In its true sense, conversational commerce is about using these tools to create an ongoing conversation across the customer journey, thus building a long-term relationship. The process encompasses conversational marketing, conversational selling, and conversational customer support.
Embedding a chat app on their website or integrating chatbots alone will not be enough. To see maximum benefits, brands and retailers must integrate chatbots with third-party apps like WhatsApp and Facebook Messenger.
Beyond this, brands also must follow a holistic conversational commerce strategy. This means they must be able to manage their messaging apps from a single place. Otherwise, conversations will become scattered and inconsistent and defeat the purpose.
It’s also critical to remember to not just focus on the conversational selling aspect. If selling is your sole focus, you could end up losing your customers by making them feel undervalued.
Are you using conversational commerce?
Conversational commerce is here to stay and continues to play a critical role in the e-commerce sector. As competition intensifies, brands will continue to invest a significant amount of money and time to improve the customer experience.

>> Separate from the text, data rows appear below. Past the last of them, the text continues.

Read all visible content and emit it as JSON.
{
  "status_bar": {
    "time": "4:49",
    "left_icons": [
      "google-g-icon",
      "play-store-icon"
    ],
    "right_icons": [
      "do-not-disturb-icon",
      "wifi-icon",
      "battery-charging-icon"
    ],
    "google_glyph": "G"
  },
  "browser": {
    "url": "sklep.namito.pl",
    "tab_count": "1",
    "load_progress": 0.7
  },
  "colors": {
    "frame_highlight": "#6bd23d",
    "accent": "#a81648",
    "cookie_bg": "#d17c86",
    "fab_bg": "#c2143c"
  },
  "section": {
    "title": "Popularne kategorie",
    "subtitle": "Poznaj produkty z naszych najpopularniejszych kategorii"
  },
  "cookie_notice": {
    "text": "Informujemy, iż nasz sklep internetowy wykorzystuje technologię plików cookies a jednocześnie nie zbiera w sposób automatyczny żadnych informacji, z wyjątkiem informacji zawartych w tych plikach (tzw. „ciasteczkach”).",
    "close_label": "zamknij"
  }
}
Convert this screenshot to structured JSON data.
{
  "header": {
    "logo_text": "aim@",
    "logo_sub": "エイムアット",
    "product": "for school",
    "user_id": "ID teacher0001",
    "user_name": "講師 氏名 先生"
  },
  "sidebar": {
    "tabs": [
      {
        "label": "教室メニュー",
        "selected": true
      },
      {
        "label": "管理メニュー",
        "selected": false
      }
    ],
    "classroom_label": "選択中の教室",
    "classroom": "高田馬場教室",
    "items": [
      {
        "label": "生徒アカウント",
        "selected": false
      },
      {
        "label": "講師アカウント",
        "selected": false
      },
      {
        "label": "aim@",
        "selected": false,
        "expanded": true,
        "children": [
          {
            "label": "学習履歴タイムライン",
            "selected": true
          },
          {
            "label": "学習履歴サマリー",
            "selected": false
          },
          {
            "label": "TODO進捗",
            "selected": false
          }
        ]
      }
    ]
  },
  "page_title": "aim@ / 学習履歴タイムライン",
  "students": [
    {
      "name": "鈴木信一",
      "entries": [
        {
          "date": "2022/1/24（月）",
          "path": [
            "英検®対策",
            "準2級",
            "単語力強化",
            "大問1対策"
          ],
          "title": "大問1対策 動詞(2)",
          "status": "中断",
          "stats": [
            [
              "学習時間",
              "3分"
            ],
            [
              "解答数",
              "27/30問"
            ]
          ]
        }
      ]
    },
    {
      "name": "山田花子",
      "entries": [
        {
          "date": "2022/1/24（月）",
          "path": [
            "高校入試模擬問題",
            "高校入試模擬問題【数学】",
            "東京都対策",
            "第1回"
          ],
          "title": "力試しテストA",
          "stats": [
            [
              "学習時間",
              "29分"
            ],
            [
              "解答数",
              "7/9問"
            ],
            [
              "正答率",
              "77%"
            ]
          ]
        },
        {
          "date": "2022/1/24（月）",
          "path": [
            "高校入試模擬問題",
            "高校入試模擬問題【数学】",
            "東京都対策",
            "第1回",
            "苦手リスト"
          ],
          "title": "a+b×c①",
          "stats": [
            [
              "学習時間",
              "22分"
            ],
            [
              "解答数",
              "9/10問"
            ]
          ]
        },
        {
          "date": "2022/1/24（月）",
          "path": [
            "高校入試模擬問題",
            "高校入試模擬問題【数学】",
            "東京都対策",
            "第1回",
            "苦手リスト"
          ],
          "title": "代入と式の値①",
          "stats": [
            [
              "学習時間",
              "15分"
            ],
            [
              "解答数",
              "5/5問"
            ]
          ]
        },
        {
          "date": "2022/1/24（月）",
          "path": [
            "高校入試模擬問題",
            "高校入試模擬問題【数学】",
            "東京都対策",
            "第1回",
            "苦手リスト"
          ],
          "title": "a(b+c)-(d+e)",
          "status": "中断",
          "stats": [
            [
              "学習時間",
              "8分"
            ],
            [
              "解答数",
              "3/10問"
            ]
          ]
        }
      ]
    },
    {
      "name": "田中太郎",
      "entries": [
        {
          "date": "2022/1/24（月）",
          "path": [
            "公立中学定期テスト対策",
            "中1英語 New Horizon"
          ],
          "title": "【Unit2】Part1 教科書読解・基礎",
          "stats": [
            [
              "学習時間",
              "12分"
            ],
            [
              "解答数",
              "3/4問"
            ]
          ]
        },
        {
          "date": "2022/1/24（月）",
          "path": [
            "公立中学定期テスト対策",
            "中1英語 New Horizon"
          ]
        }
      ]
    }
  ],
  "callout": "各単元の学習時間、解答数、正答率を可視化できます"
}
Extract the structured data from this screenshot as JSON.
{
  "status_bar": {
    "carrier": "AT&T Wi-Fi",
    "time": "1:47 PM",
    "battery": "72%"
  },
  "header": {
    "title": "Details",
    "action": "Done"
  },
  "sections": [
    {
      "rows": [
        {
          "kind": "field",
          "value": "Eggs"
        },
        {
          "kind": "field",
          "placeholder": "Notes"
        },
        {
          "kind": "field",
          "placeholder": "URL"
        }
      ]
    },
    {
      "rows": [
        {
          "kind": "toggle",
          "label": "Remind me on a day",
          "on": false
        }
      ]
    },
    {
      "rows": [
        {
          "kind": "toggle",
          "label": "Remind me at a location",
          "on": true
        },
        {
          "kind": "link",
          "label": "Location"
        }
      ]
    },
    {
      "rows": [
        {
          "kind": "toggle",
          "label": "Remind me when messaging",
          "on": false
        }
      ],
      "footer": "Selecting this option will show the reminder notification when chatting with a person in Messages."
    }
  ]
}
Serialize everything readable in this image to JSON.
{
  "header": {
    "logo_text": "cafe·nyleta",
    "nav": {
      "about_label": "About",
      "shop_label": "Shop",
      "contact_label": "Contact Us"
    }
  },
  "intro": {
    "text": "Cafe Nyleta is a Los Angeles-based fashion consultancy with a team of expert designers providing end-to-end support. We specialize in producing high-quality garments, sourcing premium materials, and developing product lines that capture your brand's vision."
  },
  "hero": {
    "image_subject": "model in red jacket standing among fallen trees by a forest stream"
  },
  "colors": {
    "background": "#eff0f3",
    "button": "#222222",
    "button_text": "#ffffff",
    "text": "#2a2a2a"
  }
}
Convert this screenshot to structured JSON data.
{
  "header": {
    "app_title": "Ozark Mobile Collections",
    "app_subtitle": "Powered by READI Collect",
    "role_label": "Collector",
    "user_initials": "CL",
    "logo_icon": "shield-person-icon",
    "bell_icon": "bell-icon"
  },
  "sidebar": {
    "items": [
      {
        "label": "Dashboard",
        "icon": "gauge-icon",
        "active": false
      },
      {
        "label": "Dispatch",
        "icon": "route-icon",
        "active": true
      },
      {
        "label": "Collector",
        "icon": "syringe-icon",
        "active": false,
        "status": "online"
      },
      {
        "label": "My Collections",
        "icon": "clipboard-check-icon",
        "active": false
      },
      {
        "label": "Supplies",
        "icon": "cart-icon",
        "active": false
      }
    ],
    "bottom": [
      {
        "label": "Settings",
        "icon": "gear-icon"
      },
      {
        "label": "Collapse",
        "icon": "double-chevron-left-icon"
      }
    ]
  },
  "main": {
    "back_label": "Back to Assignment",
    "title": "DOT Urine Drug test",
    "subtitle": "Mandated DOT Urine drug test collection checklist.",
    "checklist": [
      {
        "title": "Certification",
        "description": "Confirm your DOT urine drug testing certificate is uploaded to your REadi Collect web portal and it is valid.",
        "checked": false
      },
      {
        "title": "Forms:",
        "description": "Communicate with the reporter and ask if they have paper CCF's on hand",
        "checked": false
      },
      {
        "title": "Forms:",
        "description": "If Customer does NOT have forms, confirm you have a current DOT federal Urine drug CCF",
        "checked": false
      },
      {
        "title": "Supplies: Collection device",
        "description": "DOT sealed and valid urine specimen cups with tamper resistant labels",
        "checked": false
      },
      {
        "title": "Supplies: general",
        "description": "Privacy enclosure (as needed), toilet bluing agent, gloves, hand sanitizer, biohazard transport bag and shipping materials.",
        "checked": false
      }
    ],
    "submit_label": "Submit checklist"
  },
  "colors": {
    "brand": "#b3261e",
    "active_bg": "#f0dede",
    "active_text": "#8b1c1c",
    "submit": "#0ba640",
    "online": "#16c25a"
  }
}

Amid the pandemic, conversational commerce has become all the more critical. As the virus continues to spread and people are confined to their homes, smartphones have become even more integral. Brands should take full advantage by establishing a bond with their customers that will help them stay relevant in the long term.
Creating a new strategy will take time. But you can build on your existing strategy by leveraging new tools like AI to make a great relationship with your customers. Your customers are now also your brand ambassadors, and it’s important to show them they are valued.